Salmon with celeriac and apple remoulade and a caper and red onion
salsa. Excellent also was the Warm Sneem Black Pudding salad, served with
crispy fried potato cubes, apple compote and blackberry vinaigrette.
Duo of lamb
On then to the mains. Mine
was the superb eye-catching Duo of Lamb: a mini shepherd’s pie (served in its
own pot) and a rack of locally sourced Kerry lamb with a confit of garlic and
thyme juice, all served on a board. The other main course was also top notch,
also so well cooked, and it was Pan-fried breast of Skeaghanore free range duck
with a rhubarb and ginger chutney, apple and a cassis jus.
On the following morning we
visited Bonane Heritage Park which is crammed full of archaeological sites of all descriptions, including a
Stone Circle and a Ring Fort, all within easy walking distance. Amazing.
Nearby also is the Lorge Chocolatier and that also is worth
a visit. Soon we had a bag full of chocolates, nougats, marmalade, honey and
other foods. All great, though I didn't realise 'til later that the honey came in a plastic jar!
We didn’t touch the chocolate at that point as we had a
lunch date at the Boathouse in Dromquinna. This restaurant is on the northern

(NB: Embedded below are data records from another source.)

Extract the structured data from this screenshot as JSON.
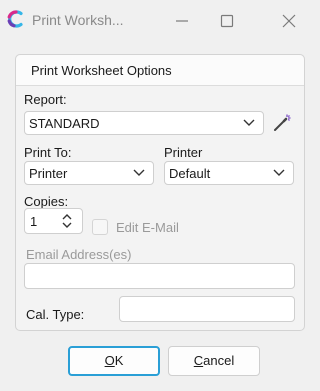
{
  "window": {
    "title": "Print Worksh...",
    "app_icon": "app-logo-icon",
    "controls": [
      "minimize-icon",
      "maximize-icon",
      "close-icon"
    ]
  },
  "group": {
    "title": "Print Worksheet Options"
  },
  "report": {
    "label": "Report:",
    "value": "STANDARD"
  },
  "print_to": {
    "label": "Print To:",
    "value": "Printer"
  },
  "printer": {
    "label": "Printer",
    "value": "Default"
  },
  "copies": {
    "label": "Copies:",
    "value": "1"
  },
  "edit_email": {
    "label": "Edit E-Mail",
    "checked": false
  },
  "email": {
    "label": "Email Address(es)",
    "value": ""
  },
  "cal_type": {
    "label": "Cal. Type:",
    "value": ""
  },
  "buttons": {
    "ok_mnemonic": "O",
    "ok_rest": "K",
    "cancel_mnemonic": "C",
    "cancel_rest": "ancel"
  },
  "colors": {
    "accent": "#2a9fd6",
    "logo_cyan": "#35b6e8",
    "logo_magenta": "#d92a8a",
    "logo_purple": "#6a3fb5"
  }
}
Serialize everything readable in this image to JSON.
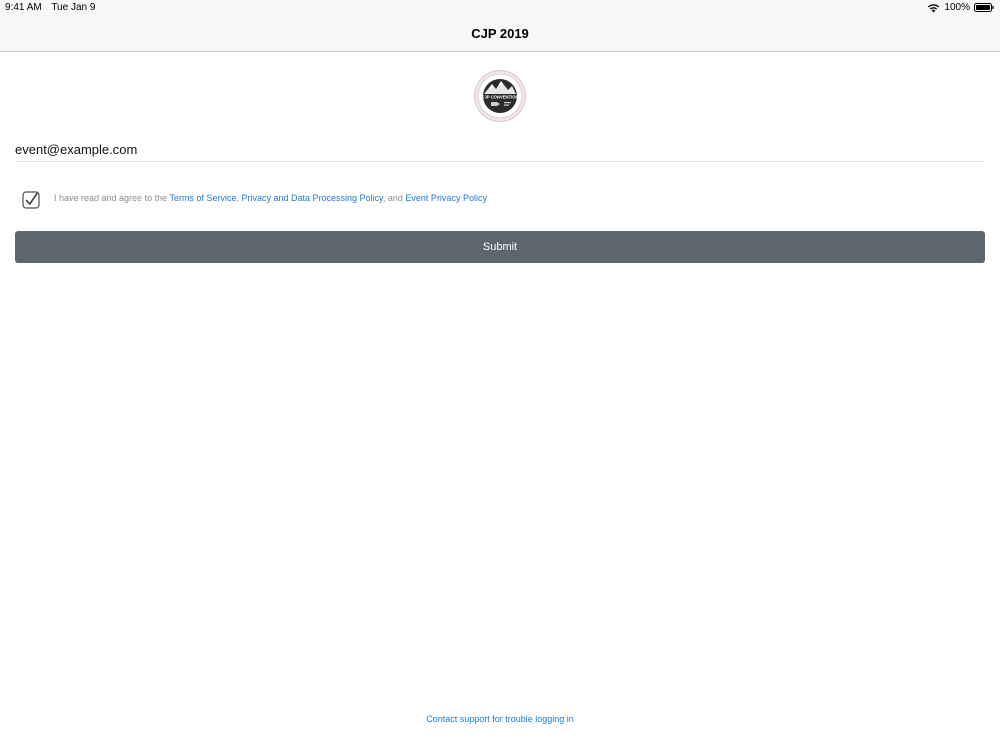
{
  "status_bar": {
    "time": "9:41 AM",
    "date": "Tue Jan 9",
    "battery": "100%"
  },
  "nav": {
    "title": "CJP 2019"
  },
  "logo": {
    "text": "CJP CONVENTION"
  },
  "form": {
    "email_value": "event@example.com"
  },
  "agreement": {
    "prefix": "I have read and agree to the ",
    "terms_link": "Terms of Service",
    "comma": ", ",
    "privacy_link": "Privacy and Data Processing Policy",
    "and_text": ", and ",
    "event_privacy_link": "Event Privacy Policy",
    "checked": true
  },
  "submit_label": "Submit",
  "support_link": "Contact support for trouble logging in",
  "colors": {
    "link": "#1c7bd6",
    "button": "#5c666d",
    "bar": "#f7f7f7"
  },
  "icons": [
    "wifi-icon",
    "battery-icon",
    "checkbox-checked-icon"
  ]
}
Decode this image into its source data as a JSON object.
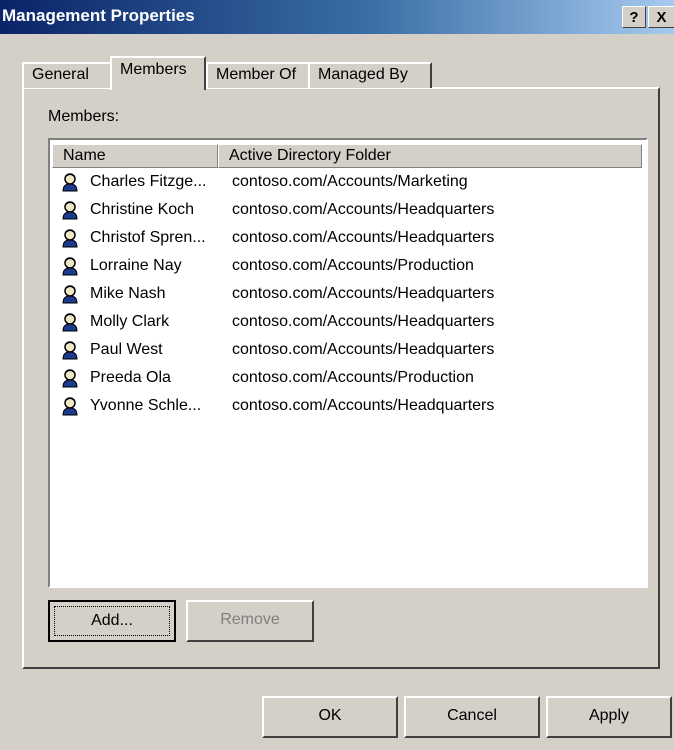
{
  "window": {
    "title": "Management Properties",
    "help_label": "?",
    "close_label": "X"
  },
  "tabs": [
    {
      "label": "General",
      "active": false
    },
    {
      "label": "Members",
      "active": true
    },
    {
      "label": "Member Of",
      "active": false
    },
    {
      "label": "Managed By",
      "active": false
    }
  ],
  "members": {
    "label": "Members:",
    "columns": [
      "Name",
      "Active Directory Folder"
    ],
    "rows": [
      {
        "name": "Charles Fitzge...",
        "folder": "contoso.com/Accounts/Marketing",
        "icon": "user-icon"
      },
      {
        "name": "Christine Koch",
        "folder": "contoso.com/Accounts/Headquarters",
        "icon": "user-icon"
      },
      {
        "name": "Christof Spren...",
        "folder": "contoso.com/Accounts/Headquarters",
        "icon": "user-icon"
      },
      {
        "name": "Lorraine Nay",
        "folder": "contoso.com/Accounts/Production",
        "icon": "user-icon"
      },
      {
        "name": "Mike Nash",
        "folder": "contoso.com/Accounts/Headquarters",
        "icon": "user-icon"
      },
      {
        "name": "Molly Clark",
        "folder": "contoso.com/Accounts/Headquarters",
        "icon": "user-icon"
      },
      {
        "name": "Paul West",
        "folder": "contoso.com/Accounts/Headquarters",
        "icon": "user-icon"
      },
      {
        "name": "Preeda Ola",
        "folder": "contoso.com/Accounts/Production",
        "icon": "user-icon"
      },
      {
        "name": "Yvonne Schle...",
        "folder": "contoso.com/Accounts/Headquarters",
        "icon": "user-icon"
      }
    ]
  },
  "buttons": {
    "add": "Add...",
    "remove": "Remove",
    "ok": "OK",
    "cancel": "Cancel",
    "apply": "Apply"
  },
  "colors": {
    "titlebar_start": "#0a246a",
    "titlebar_end": "#a6caf0",
    "face": "#d4d0c8"
  }
}
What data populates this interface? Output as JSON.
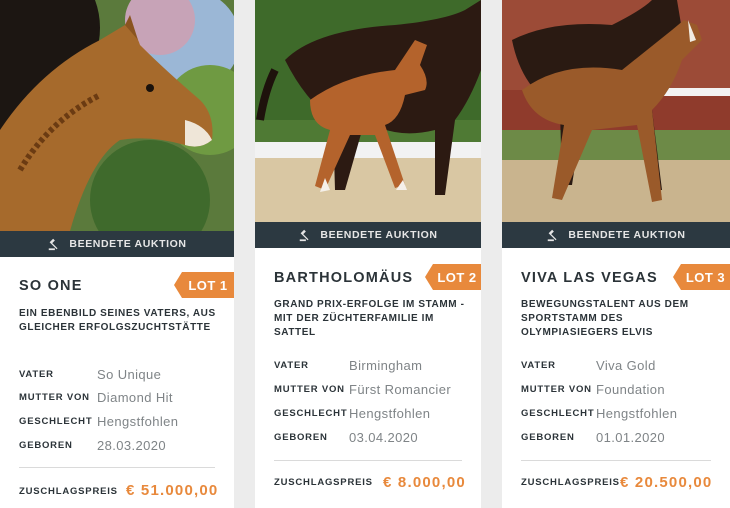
{
  "cards": [
    {
      "status": "BEENDETE AUKTION",
      "lot": "LOT 1",
      "name": "SO ONE",
      "tagline": "EIN EBENBILD SEINES VATERS, AUS GLEICHER ERFOLGSZUCHTSTÄTTE",
      "details": [
        {
          "label": "VATER",
          "value": "So Unique"
        },
        {
          "label": "MUTTER VON",
          "value": "Diamond Hit"
        },
        {
          "label": "GESCHLECHT",
          "value": "Hengstfohlen"
        },
        {
          "label": "GEBOREN",
          "value": "28.03.2020"
        }
      ],
      "price_label": "ZUSCHLAGSPREIS",
      "price": "€ 51.000,00"
    },
    {
      "status": "BEENDETE AUKTION",
      "lot": "LOT 2",
      "name": "BARTHOLOMÄUS",
      "tagline": "GRAND PRIX-ERFOLGE IM STAMM - MIT DER ZÜCHTERFAMILIE IM SATTEL",
      "details": [
        {
          "label": "VATER",
          "value": "Birmingham"
        },
        {
          "label": "MUTTER VON",
          "value": "Fürst Romancier"
        },
        {
          "label": "GESCHLECHT",
          "value": "Hengstfohlen"
        },
        {
          "label": "GEBOREN",
          "value": "03.04.2020"
        }
      ],
      "price_label": "ZUSCHLAGSPREIS",
      "price": "€ 8.000,00"
    },
    {
      "status": "BEENDETE AUKTION",
      "lot": "LOT 3",
      "name": "VIVA LAS VEGAS",
      "tagline": "BEWEGUNGSTALENT AUS DEM SPORTSTAMM DES OLYMPIASIEGERS ELVIS",
      "details": [
        {
          "label": "VATER",
          "value": "Viva Gold"
        },
        {
          "label": "MUTTER VON",
          "value": "Foundation"
        },
        {
          "label": "GESCHLECHT",
          "value": "Hengstfohlen"
        },
        {
          "label": "GEBOREN",
          "value": "01.01.2020"
        }
      ],
      "price_label": "ZUSCHLAGSPREIS",
      "price": "€ 20.500,00"
    }
  ],
  "colors": {
    "accent": "#e8893c",
    "bar": "#2c3941",
    "text": "#2b3338",
    "muted": "#7f8487"
  },
  "icons": {
    "status": "gavel-icon"
  }
}
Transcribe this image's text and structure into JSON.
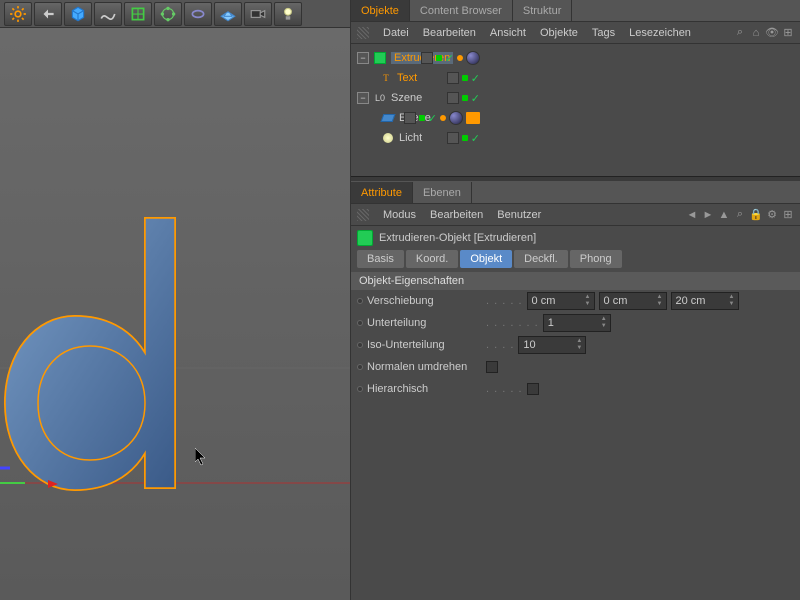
{
  "panel_tabs": {
    "objects": "Objekte",
    "content_browser": "Content Browser",
    "structure": "Struktur"
  },
  "obj_menu": {
    "file": "Datei",
    "edit": "Bearbeiten",
    "view": "Ansicht",
    "objects": "Objekte",
    "tags": "Tags",
    "bookmarks": "Lesezeichen"
  },
  "tree": {
    "extrude": "Extrudieren",
    "text": "Text",
    "scene": "Szene",
    "plane": "Ebene",
    "light": "Licht"
  },
  "attr_tabs": {
    "attributes": "Attribute",
    "layers": "Ebenen"
  },
  "attr_menu": {
    "mode": "Modus",
    "edit": "Bearbeiten",
    "user": "Benutzer"
  },
  "obj_title": "Extrudieren-Objekt [Extrudieren]",
  "subtabs": {
    "basis": "Basis",
    "coord": "Koord.",
    "object": "Objekt",
    "caps": "Deckfl.",
    "phong": "Phong"
  },
  "section": "Objekt-Eigenschaften",
  "props": {
    "movement": "Verschiebung",
    "subdivision": "Unterteilung",
    "iso_subdivision": "Iso-Unterteilung",
    "flip_normals": "Normalen umdrehen",
    "hierarchical": "Hierarchisch"
  },
  "values": {
    "move_x": "0 cm",
    "move_y": "0 cm",
    "move_z": "20 cm",
    "subdiv": "1",
    "iso": "10"
  }
}
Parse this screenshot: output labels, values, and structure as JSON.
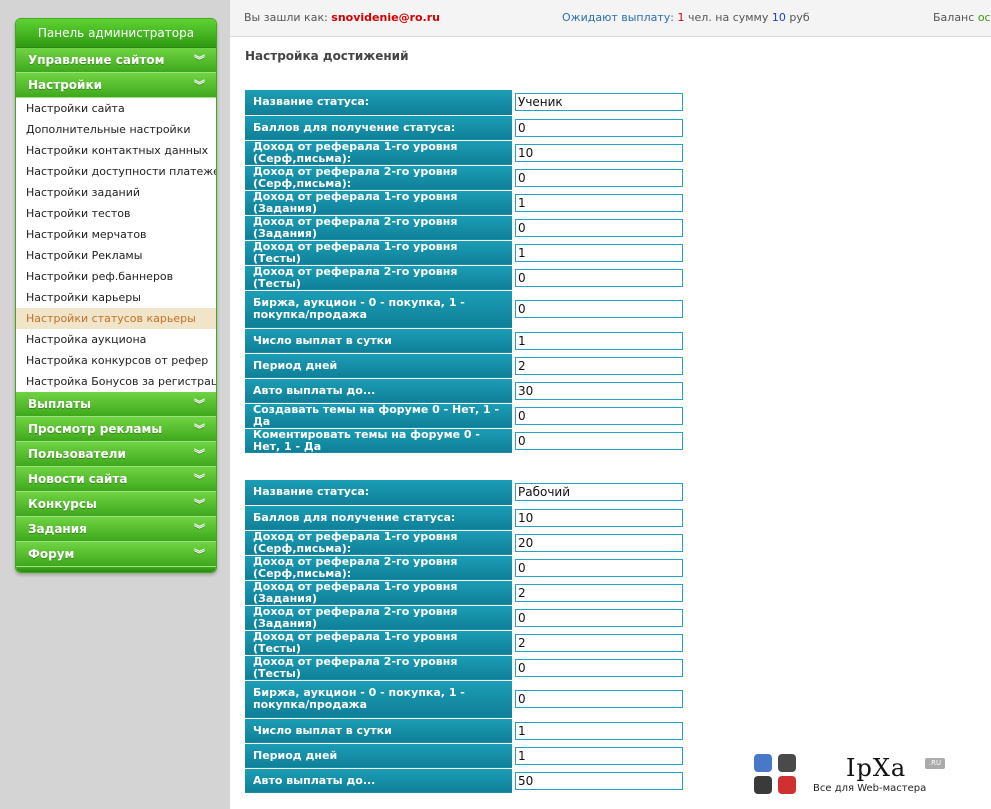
{
  "sidebar": {
    "title": "Панель администратора",
    "top_menus": [
      {
        "label": "Управление сайтом"
      }
    ],
    "settings_menu": {
      "label": "Настройки",
      "items": [
        {
          "label": "Настройки сайта"
        },
        {
          "label": "Дополнительные настройки"
        },
        {
          "label": "Настройки контактных данных"
        },
        {
          "label": "Настройки доступности платежек"
        },
        {
          "label": "Настройки заданий"
        },
        {
          "label": "Настройки тестов"
        },
        {
          "label": "Настройки мерчатов"
        },
        {
          "label": "Настройки Рекламы"
        },
        {
          "label": "Настройки реф.баннеров"
        },
        {
          "label": "Настройки карьеры"
        },
        {
          "label": "Настройки статусов карьеры"
        },
        {
          "label": "Настройка аукциона"
        },
        {
          "label": "Настройка конкурсов от рефер"
        },
        {
          "label": "Настройка Бонусов за регистраци"
        }
      ],
      "active_index": 10
    },
    "bottom_menus": [
      {
        "label": "Выплаты"
      },
      {
        "label": "Просмотр рекламы"
      },
      {
        "label": "Пользователи"
      },
      {
        "label": "Новости сайта"
      },
      {
        "label": "Конкурсы"
      },
      {
        "label": "Задания"
      },
      {
        "label": "Форум"
      }
    ],
    "chevron": "︾"
  },
  "topbar": {
    "user_prefix": "Вы зашли как:",
    "user_email": "snovidenie@ro.ru",
    "wait_prefix": "Ожидают выплату:",
    "wait_count": "1",
    "wait_mid": "чел. на сумму",
    "wait_sum": "10",
    "wait_currency": "руб",
    "balance_prefix": "Баланс",
    "balance_value": "осно"
  },
  "main": {
    "title": "Настройка достижений",
    "statuses": [
      {
        "rows": [
          {
            "label": "Название статуса:",
            "value": "Ученик"
          },
          {
            "label": "Баллов для получение статуса:",
            "value": "0"
          },
          {
            "label": "Доход от реферала 1-го уровня (Серф,письма):",
            "value": "10"
          },
          {
            "label": "Доход от реферала 2-го уровня (Серф,письма):",
            "value": "0"
          },
          {
            "label": "Доход от реферала 1-го уровня (Задания)",
            "value": "1"
          },
          {
            "label": "Доход от реферала 2-го уровня (Задания)",
            "value": "0"
          },
          {
            "label": "Доход от реферала 1-го уровня (Тесты)",
            "value": "1"
          },
          {
            "label": "Доход от реферала 2-го уровня (Тесты)",
            "value": "0"
          },
          {
            "label": "Биржа, аукцион - 0 - покупка, 1 - покупка/продажа",
            "value": "0"
          },
          {
            "label": "Число выплат в сутки",
            "value": "1"
          },
          {
            "label": "Период дней",
            "value": "2"
          },
          {
            "label": "Авто выплаты до...",
            "value": "30"
          },
          {
            "label": "Создавать темы на форуме 0 - Нет, 1 - Да",
            "value": "0"
          },
          {
            "label": "Коментировать темы на форуме 0 - Нет, 1 - Да",
            "value": "0"
          }
        ]
      },
      {
        "rows": [
          {
            "label": "Название статуса:",
            "value": "Рабочий"
          },
          {
            "label": "Баллов для получение статуса:",
            "value": "10"
          },
          {
            "label": "Доход от реферала 1-го уровня (Серф,письма):",
            "value": "20"
          },
          {
            "label": "Доход от реферала 2-го уровня (Серф,письма):",
            "value": "0"
          },
          {
            "label": "Доход от реферала 1-го уровня (Задания)",
            "value": "2"
          },
          {
            "label": "Доход от реферала 2-го уровня (Задания)",
            "value": "0"
          },
          {
            "label": "Доход от реферала 1-го уровня (Тесты)",
            "value": "2"
          },
          {
            "label": "Доход от реферала 2-го уровня (Тесты)",
            "value": "0"
          },
          {
            "label": "Биржа, аукцион - 0 - покупка, 1 - покупка/продажа",
            "value": "0"
          },
          {
            "label": "Число выплат в сутки",
            "value": "1"
          },
          {
            "label": "Период дней",
            "value": "1"
          },
          {
            "label": "Авто выплаты до...",
            "value": "50"
          }
        ]
      }
    ]
  },
  "watermark": {
    "logo_text": "IpXa",
    "badge": ".RU",
    "subtitle": "Все для Web-мастера",
    "colors": [
      "#4a78c8",
      "#4a4a4a",
      "#3a3a3a",
      "#d03030"
    ]
  }
}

bank of Kenmare Bay, quite a setting. It is a lovely spot and they do excellent
food there. The same menu runs from 12.30pm until closing.
CL very much enjoyed her starter portion of Mussels in a gorgeous white wine cream sauce while I was delighted with the Potted Crab Mayonnaise, with crispy capers and tortilla chips. Off to a good start then.
Next up for me was the mains portion of mussels and I wasn't
disappointed. CL’s choice was the seared fillet of Hake and this too was top
notch, looked very well and tasted even better.
Just time for dessert then (before
heading to Killarney for a family visit) and this was the spectacular Boathouse
Knickerbocker Glory. Try it sometime! And do try Kenmare, well worth a visit,
even if for just twenty four hours.
I met Kerry chocalatier Benoit Lorge for the first
time at last Saturday’s Midleton Food Festival. You just couldn’t pass the range
of tempting creations at his stall. And, when you study his brochure, you
realise that this is only a fraction of his portfolio of chocolate goodies.
You can buy singles or boxes (with anything from two
to 54 pieces). You can fill a mixed bag, like I did, 10 for €6.00. He also does
chocolate bars including an award winning Praline and also Nougat (nice stuff
too – I got some in Manning’s Ballylickey two months ago). His truffles - buy
by the bag – are multi-awards winners, gold going to the Rum Bitter, the soft
Rum and Caramel and also to the Orange and Cointreau.
I had whiskey and rum included in my selection and
you may also get Baileys and other liqueurs.
But you may also avoid the
In a rural setting, between Kenmare and Glengarriff, in a Kerry village called Bonane, a French chef called Benoit Lorge makes exquisite chocolates that end up in all corners of the world.
This success story started back in 1995 and goes on and on. They ship worldwide via their website while local stockists here in Cork are Nash 19 (Princes Street) and the Sugar Cafe (Washington Street).